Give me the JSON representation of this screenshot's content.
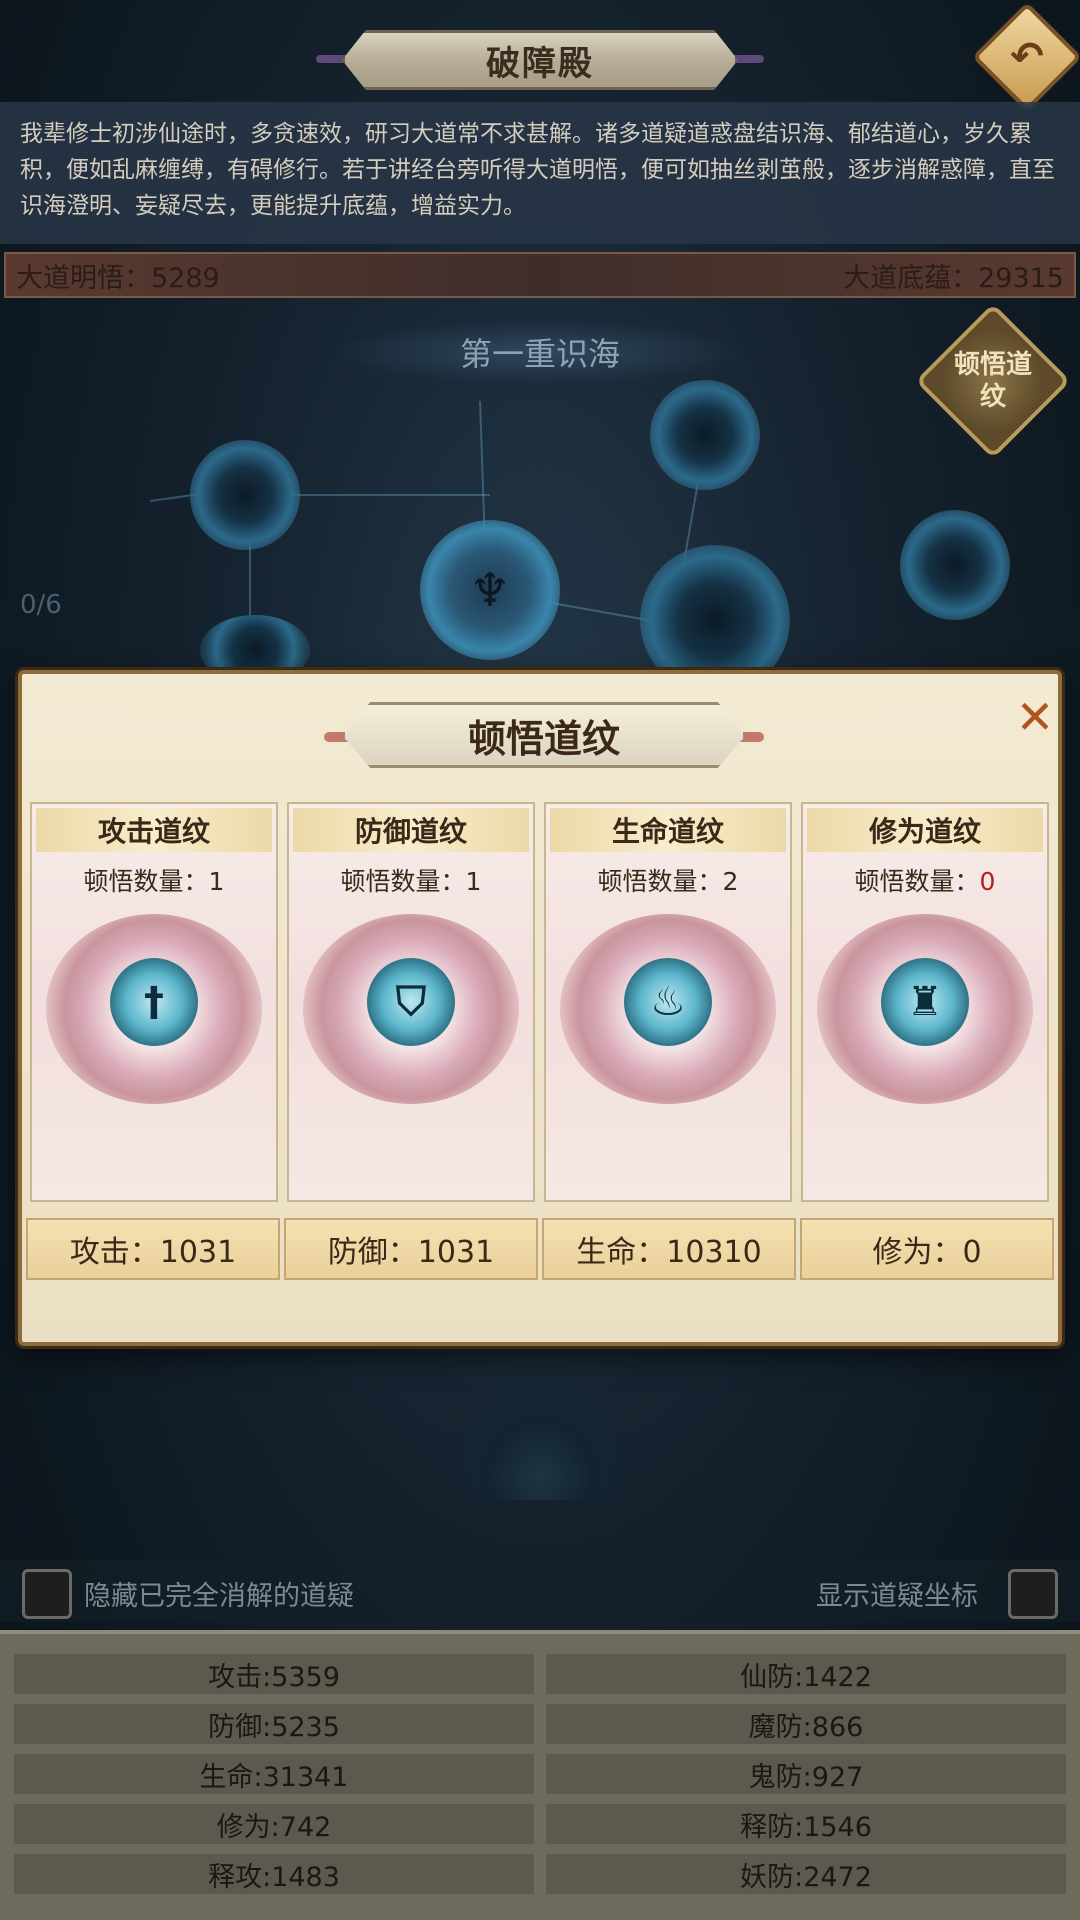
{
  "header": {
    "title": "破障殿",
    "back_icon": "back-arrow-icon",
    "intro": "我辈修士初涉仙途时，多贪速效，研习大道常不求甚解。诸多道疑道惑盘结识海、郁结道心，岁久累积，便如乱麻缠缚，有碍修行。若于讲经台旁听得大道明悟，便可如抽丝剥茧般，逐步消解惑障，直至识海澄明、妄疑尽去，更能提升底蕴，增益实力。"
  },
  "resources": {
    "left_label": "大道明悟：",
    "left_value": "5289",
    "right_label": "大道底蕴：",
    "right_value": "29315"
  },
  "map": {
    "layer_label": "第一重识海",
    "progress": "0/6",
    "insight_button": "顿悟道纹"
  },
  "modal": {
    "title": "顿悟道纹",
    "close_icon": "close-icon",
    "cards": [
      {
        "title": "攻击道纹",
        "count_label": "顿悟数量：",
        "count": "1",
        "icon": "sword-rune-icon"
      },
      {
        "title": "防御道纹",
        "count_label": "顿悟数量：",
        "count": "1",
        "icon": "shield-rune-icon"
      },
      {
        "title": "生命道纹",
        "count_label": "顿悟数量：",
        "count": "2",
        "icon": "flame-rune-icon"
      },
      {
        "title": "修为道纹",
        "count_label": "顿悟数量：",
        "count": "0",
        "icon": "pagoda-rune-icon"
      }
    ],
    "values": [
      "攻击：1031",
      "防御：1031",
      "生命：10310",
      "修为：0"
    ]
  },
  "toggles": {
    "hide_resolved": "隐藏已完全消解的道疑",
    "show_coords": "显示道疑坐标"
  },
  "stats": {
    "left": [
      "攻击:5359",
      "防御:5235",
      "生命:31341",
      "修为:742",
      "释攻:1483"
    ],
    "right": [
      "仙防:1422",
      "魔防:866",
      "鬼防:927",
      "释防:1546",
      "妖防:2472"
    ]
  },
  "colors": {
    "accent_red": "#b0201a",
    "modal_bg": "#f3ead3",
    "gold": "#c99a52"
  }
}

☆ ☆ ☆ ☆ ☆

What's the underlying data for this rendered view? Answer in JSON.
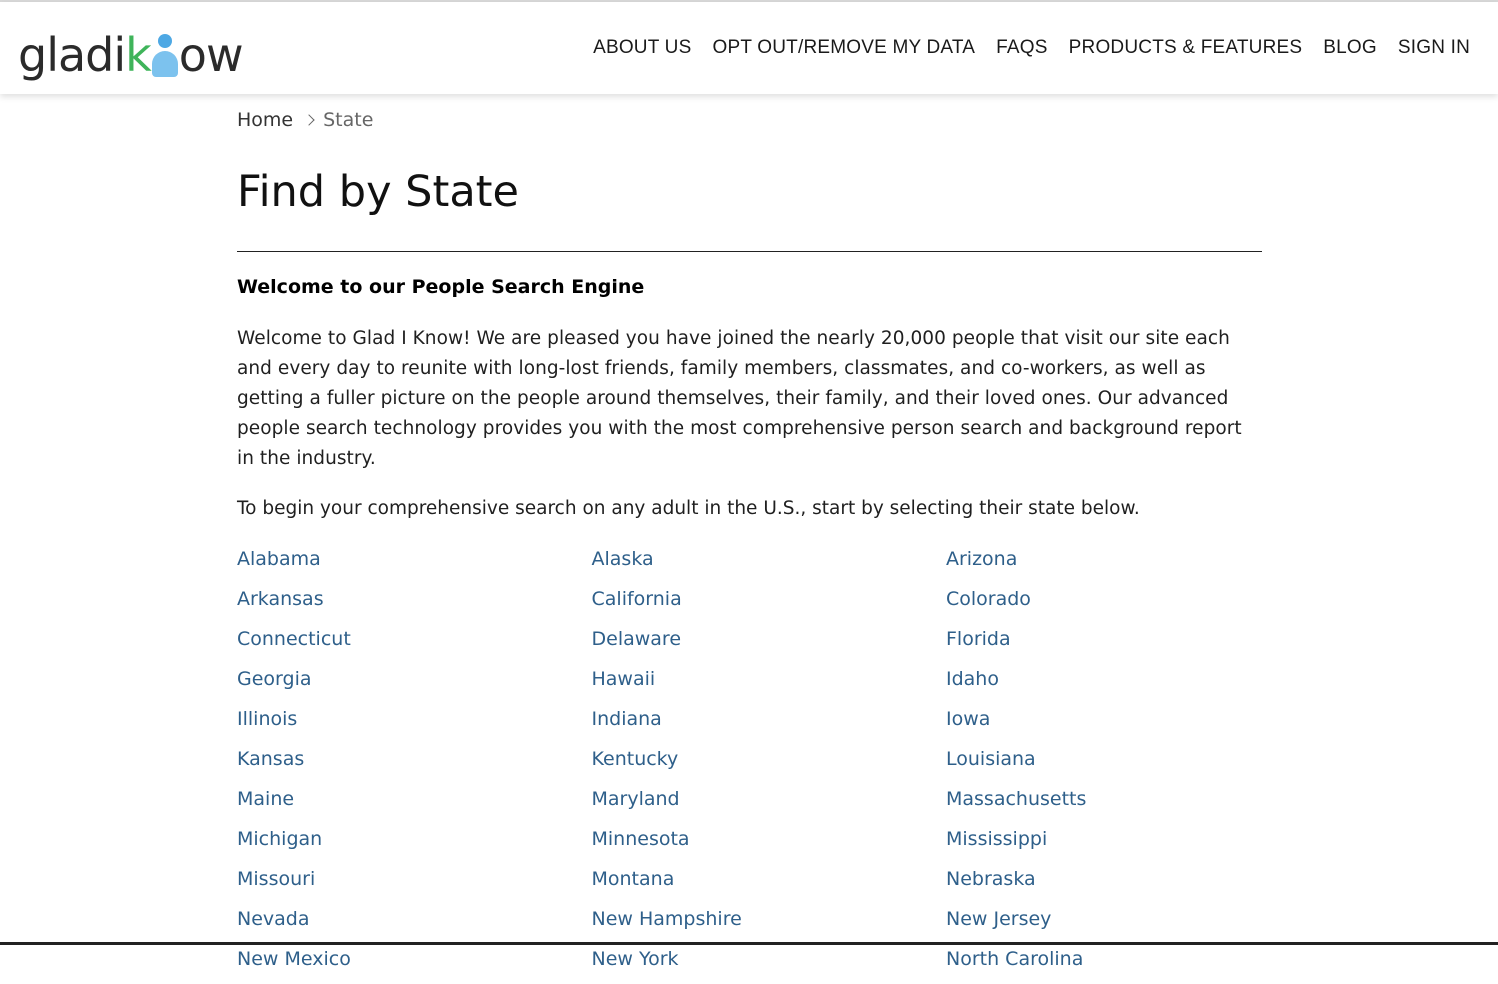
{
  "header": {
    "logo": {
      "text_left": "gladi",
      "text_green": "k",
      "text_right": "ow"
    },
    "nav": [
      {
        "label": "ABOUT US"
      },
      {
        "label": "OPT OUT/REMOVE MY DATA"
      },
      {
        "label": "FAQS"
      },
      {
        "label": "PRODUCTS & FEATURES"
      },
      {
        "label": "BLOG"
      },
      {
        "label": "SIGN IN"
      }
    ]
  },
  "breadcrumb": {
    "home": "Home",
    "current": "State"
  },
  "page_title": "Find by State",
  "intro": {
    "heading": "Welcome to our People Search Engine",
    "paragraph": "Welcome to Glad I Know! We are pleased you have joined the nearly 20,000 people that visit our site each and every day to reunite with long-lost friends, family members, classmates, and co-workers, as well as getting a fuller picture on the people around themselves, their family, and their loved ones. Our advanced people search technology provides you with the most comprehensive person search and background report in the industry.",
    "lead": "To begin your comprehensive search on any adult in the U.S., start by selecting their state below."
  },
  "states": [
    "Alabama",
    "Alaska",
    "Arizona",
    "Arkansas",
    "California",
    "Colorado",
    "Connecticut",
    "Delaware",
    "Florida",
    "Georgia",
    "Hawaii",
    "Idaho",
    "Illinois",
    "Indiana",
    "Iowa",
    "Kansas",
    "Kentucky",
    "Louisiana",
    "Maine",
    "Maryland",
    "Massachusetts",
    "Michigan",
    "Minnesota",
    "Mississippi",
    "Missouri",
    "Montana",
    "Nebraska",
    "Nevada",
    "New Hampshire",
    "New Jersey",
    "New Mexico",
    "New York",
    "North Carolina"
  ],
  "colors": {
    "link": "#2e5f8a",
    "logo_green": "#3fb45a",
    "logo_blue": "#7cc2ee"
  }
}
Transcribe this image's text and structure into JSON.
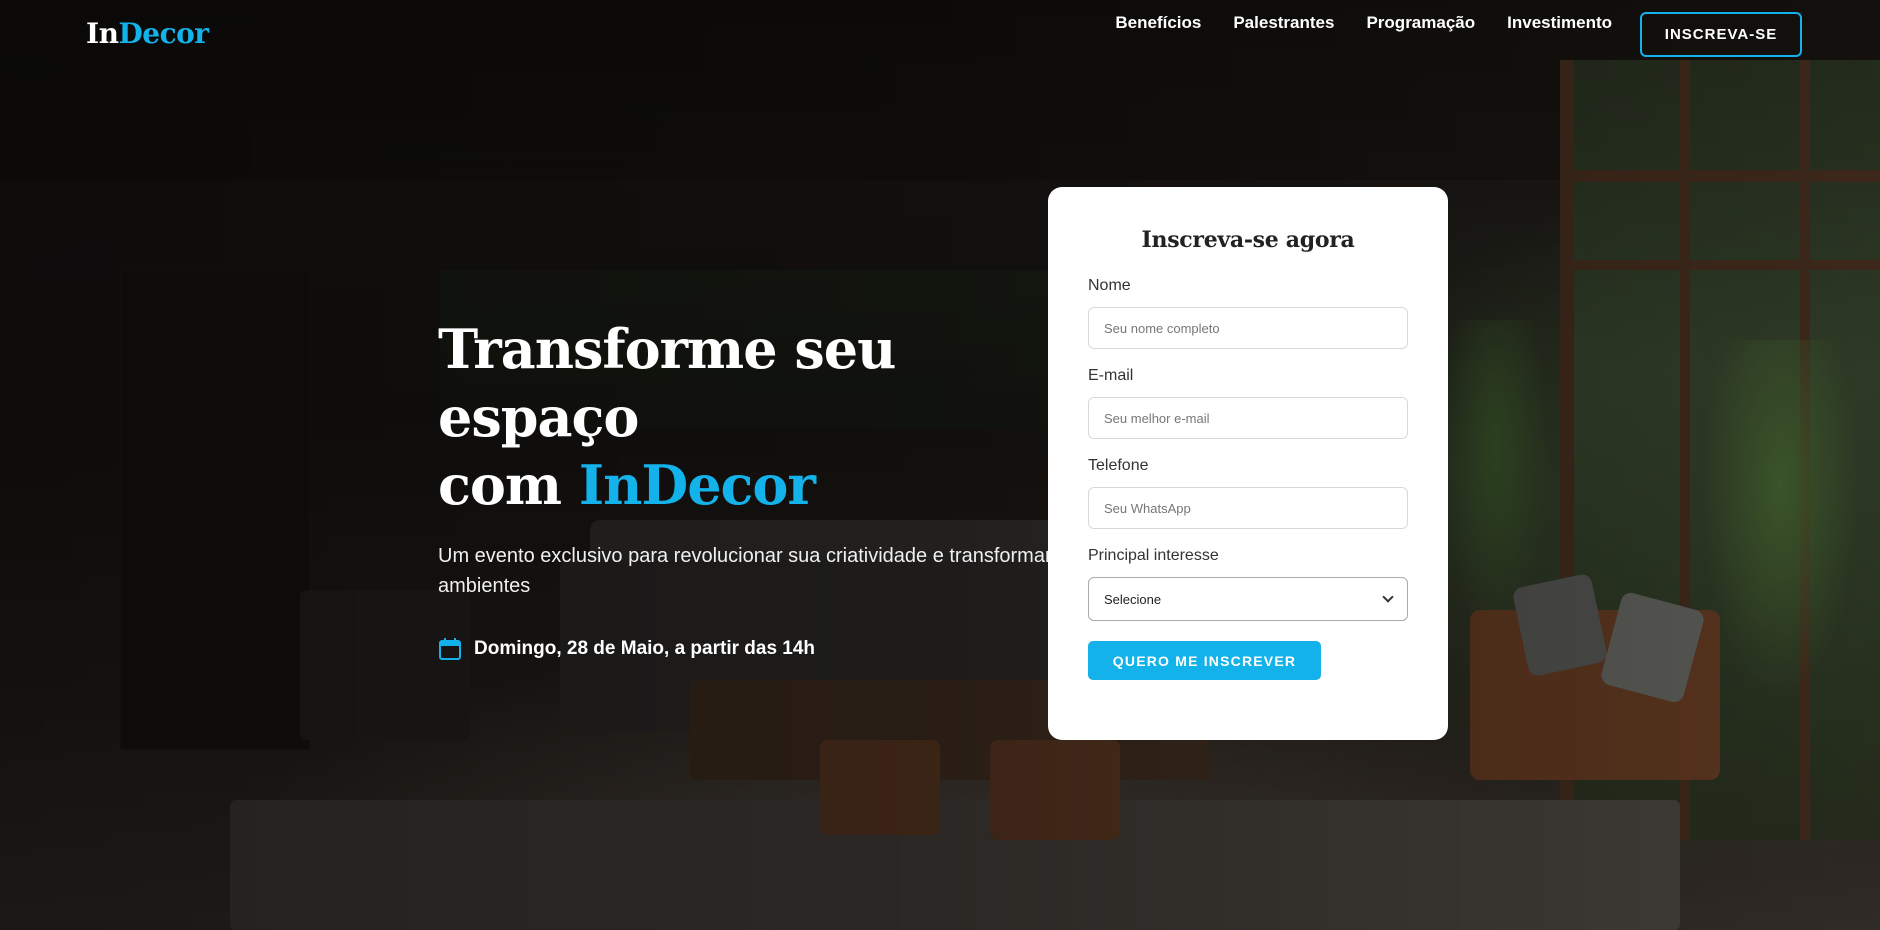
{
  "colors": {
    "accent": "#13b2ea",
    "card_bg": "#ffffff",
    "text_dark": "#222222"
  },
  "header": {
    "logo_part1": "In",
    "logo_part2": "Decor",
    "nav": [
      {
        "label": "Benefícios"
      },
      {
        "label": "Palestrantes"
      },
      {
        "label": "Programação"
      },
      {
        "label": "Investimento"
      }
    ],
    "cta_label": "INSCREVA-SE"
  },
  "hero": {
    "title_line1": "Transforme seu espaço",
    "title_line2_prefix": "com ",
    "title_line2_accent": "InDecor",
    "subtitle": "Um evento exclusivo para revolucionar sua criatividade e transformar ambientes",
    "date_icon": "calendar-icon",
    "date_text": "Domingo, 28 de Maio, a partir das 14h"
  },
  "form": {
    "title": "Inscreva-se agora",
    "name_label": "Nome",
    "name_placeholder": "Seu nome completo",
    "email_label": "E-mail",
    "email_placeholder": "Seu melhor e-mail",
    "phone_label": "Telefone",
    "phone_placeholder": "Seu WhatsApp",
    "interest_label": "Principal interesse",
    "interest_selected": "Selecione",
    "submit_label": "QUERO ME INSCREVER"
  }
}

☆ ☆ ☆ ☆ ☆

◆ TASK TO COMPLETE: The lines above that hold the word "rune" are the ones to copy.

◆ RESPONSE TO THE EXERCISE:
        "icon": "sword-rune-icon"
        "icon": "shield-rune-icon"
        "icon": "flame-rune-icon"
        "icon": "pagoda-rune-icon"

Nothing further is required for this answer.